Sammy has conceded that he would like to have commented extensively but has held back from direct comments on the decision to ban Shillingford on the grounds that his bowling action was illegal.
"I'd love to spill my guts out and say what I have to say," Sammy said Wednesday.
"No matter what the situation, there is a procedure in which things are done. I've always been one who's stuck by the rules. I don't want find myself in any compromising situation."
Reports from Hamilton, New Zealand, say there is a strong sense that the West Indies feel harshly treated after Shillingford's suspension whose doosra and traditional offspinner were found to breach the 15-degree limit laid down by the ICC.
Marlon Samuels was allowed to continue his off-break delivery in international cricket, but banned from bowling his quicker balls.
Coach Ottis Gibson has said that Shillingford and Samuels will receive the full support of the West Indies Cricket Board.
"I would have loved to say a lot of things but I've always been a diplomatic guy so won't take part in that. We all have our personal opinions. Some have voiced it and we'll just put all our energy into this Test," said Sammy.
"The board and coach and director of cricket at home are going to handle it and I'm backing them to handle it in the best possible way for us as a team and especially for Shilly and Marlon."
It is the second time the Dominican bowler has been suspended from international cricket after a similar suspension in 2010.

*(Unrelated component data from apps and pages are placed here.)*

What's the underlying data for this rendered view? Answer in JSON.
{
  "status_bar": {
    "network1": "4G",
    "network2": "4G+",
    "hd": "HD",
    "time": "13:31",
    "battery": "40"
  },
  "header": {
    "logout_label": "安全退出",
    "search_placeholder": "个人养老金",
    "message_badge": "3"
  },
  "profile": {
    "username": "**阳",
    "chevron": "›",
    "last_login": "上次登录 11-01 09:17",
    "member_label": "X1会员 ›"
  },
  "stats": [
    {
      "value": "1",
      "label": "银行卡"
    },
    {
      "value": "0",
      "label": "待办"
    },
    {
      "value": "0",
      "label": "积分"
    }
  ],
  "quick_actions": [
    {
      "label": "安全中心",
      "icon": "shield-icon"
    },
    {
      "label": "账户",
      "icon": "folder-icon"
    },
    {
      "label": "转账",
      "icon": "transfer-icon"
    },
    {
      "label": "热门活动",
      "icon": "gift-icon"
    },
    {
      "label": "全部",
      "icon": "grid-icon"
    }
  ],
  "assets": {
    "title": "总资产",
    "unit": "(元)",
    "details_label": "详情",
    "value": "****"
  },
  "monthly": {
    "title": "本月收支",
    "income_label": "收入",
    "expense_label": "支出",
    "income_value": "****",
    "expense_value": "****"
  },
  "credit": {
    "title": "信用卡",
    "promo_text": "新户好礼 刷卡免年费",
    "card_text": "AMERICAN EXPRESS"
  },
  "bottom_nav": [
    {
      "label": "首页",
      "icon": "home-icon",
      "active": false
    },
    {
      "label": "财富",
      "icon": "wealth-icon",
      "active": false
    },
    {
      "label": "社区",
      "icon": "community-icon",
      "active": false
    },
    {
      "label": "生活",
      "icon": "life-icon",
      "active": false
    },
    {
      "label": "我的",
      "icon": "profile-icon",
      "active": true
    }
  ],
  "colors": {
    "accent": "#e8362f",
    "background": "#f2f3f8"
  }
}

The WICB is studying the full report before deciding on their next course of action but Gibson has said that work to rehabilitate Shillingford's bowling will begin in the New Year.
--IANS (Posted on 19-12-2013)